However, vowels can be pronounced in many ways. As a result, each vowel has multiple symbols that represent a single pronunciation of it. For example, take the two following symbols:

æ ɑ:

These both represent different pronunciations of the letter ‘a’. ‘æ’ represents the ‘a’ sound used in words such as ‘cat’ and ‘black’. ‘ɑ:’ is the symbol for the ‘a’ sound in words like ‘arm’ and ‘father’.

Do you see how by using phonetic symbols you could understand a new word’s pronunciation? Let’s look at an example word: part. This word’s phonetic spelling is:

/ pɑːrt /

Thanks to knowing what ‘a’ sound ‘ɑː’ represents, you can be confident that you know the correct pronunciation of the word, even without hearing a native speaker say it! Most modern dictionaries will have a phonetic spelling for every word, making them a very handy tool. With so many English words having misleading spellings, this benefit can’t be ignored. Let’s look at some of the other benefits of learning the phonetic alphabet.

Many English students see an improvement in their speaking ability after learning how to use phonetics. Being able to find the correct pronunciation of words in a dictionary enables them to practice speaking by themselves more easily, as well as giving them more confidence to actively use new vocabulary in conversations. More speaking means more improvement.

Another benefit is that students will improve their ability to ‘decode’ words. ‘Decoding’ is the act of recognizing how certain patterns of letters should be pronounced. Whilst students will eventually learn to ‘decode’ words naturally, learning phonetics and deepening their understanding of pronunciation speeds this process up a lot.

One added benefit of being able to read phonetic spellings of words is that silent letters will never be a problem for you again. As phonetic spellings literally spell the pronunciation of a word, silent letters don’t appear at all in them! It’s a small benefit, but one that removes a very annoying feature of the English language.

Minimal pairs

Minimal pairs are two words which have the same pronunciation, except for one sound. They can be easily mistaken for each other, even by native English speakers. As the meaning of the two words can be very different, it’s important to practice minimal pairs to ensure that you’re not misunderstood.

Here’s some examples of common minimal pairs:

Bat But

Fast – First

Think – Thing

Free – Three

Am – An

Practicing minimal pairs can be really beneficial to your English. Not only will it help make your pronunciation clearer, but it also helps develop your listening abilities.
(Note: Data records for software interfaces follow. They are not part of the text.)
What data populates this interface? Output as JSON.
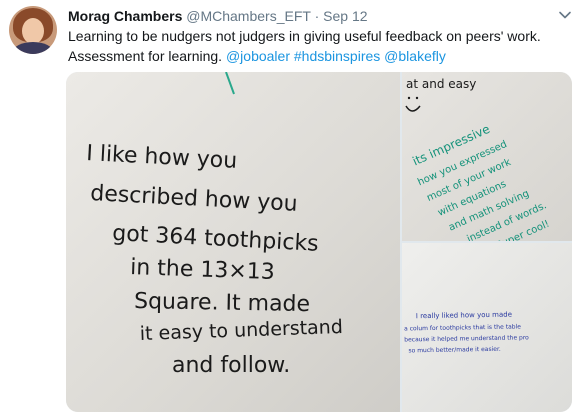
{
  "tweet": {
    "author_name": "Morag Chambers",
    "author_handle": "@MChambers_EFT",
    "separator": "·",
    "date": "Sep 12",
    "text_line1": "Learning to be nudgers not judgers in giving useful feedback on peers' work.",
    "text_line2_prefix": "Assessment for learning. ",
    "mention1": "@joboaler",
    "hashtag": "#hdsbinspires",
    "mention2": "@blakefly"
  },
  "photos": {
    "main_lines": [
      "I like how you",
      "described how you",
      "got 364 toothpicks",
      "in the 13×13",
      "Square. It made",
      "it easy to understand",
      "and follow."
    ],
    "top_right_top": "at and easy",
    "top_right_lines": [
      "its impressive",
      "how you expressed",
      "most of your work",
      "with equations",
      "and math solving",
      "instead of words.",
      "Super cool!"
    ],
    "bottom_right_lines": [
      "I really liked how you made",
      "a colum for toothpicks that is the table",
      "because it helped me understand the pro",
      "so much better/made it easier."
    ]
  },
  "colors": {
    "marker_black": "#1a1a1a",
    "marker_teal": "#14927a",
    "marker_blue": "#2a3aa0",
    "link": "#1b95e0"
  },
  "icons": {
    "menu": "chevron-down-icon"
  }
}
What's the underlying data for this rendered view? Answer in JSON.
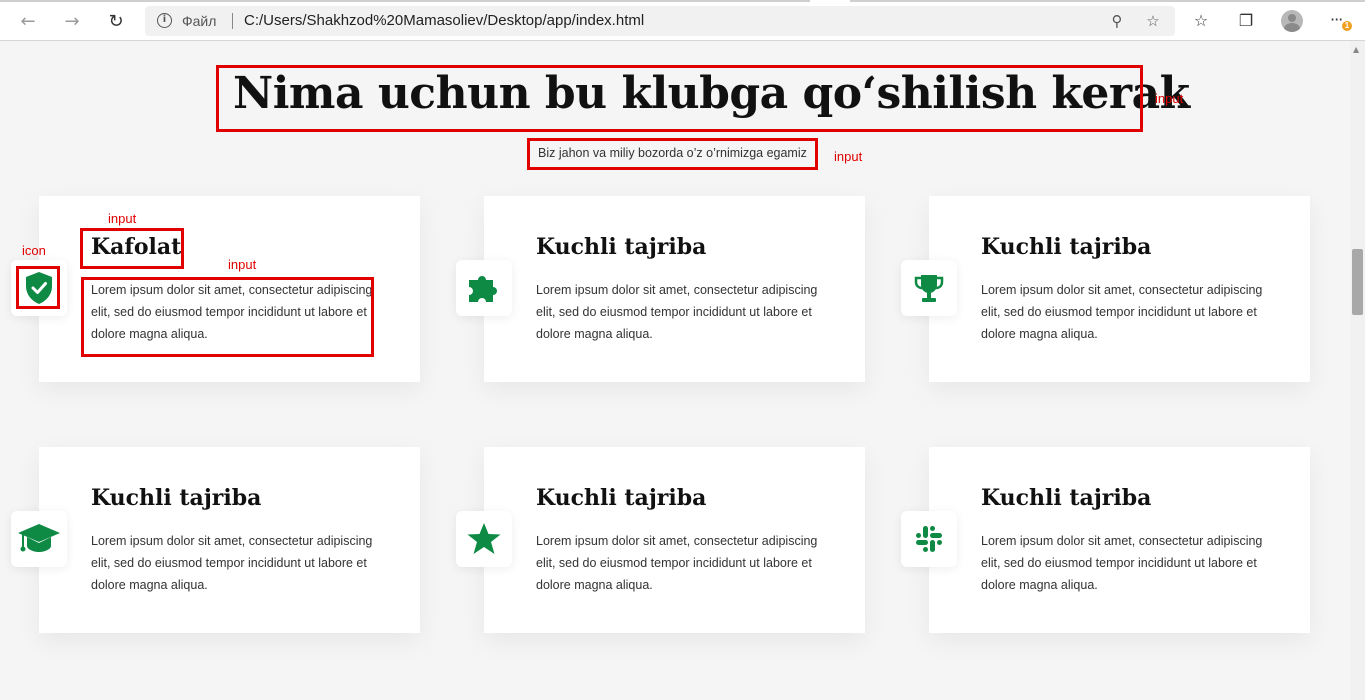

By improving your ability to produce different sounds, you will also learn to recognize when others use those sounds as well.

When practicing minimal pairs, you should first practice the sounds that change in the words. For example, the ‘a’ and ‘u’ from ‘bat’ and ‘but’. After you feel confident in producing those sounds correctly, then start alternating between the words. Again, a mirror can be a great help with this exercise.

Choose a dialect to focus on!

When you first start learning English, it’s important to focus on a single dialect. Different dialects pronounce words differently, have different accents, and use different vocabulary. Not choosing to focus on one dialect can cause you some problems later down the line, especially regarding pronunciation.

Arguably the biggest potential issue is mixing different aspects of one dialect with others. For example, if you learnt the British way of pronouncing ‘aluminum’ but had an American accent, you would sound a bit strange to both British and American English speakers. In order to sound as fluent as possible, it’s best to keep your English consistent with a single dialect.

It’s also important that the materials you learn from are consistent with your choice of dialect too. For example, if you’re aiming to learn an Australian dialect, you should listen to Australians speaking English. This not only helps you with emulating their speech patterns and pronunciations, but also helps your listening skills as you will grow more accustomed to their accent and mannerisms.

Ready to get to practicing?

Now that you know a bit about how you can go about improving your pronunciation, it’s time to get started! Whether it’s working on learning some phonetics or practicing your mouth movements, keep practicing and soon you’ll be able to perfect your English pronunciation! Good luck!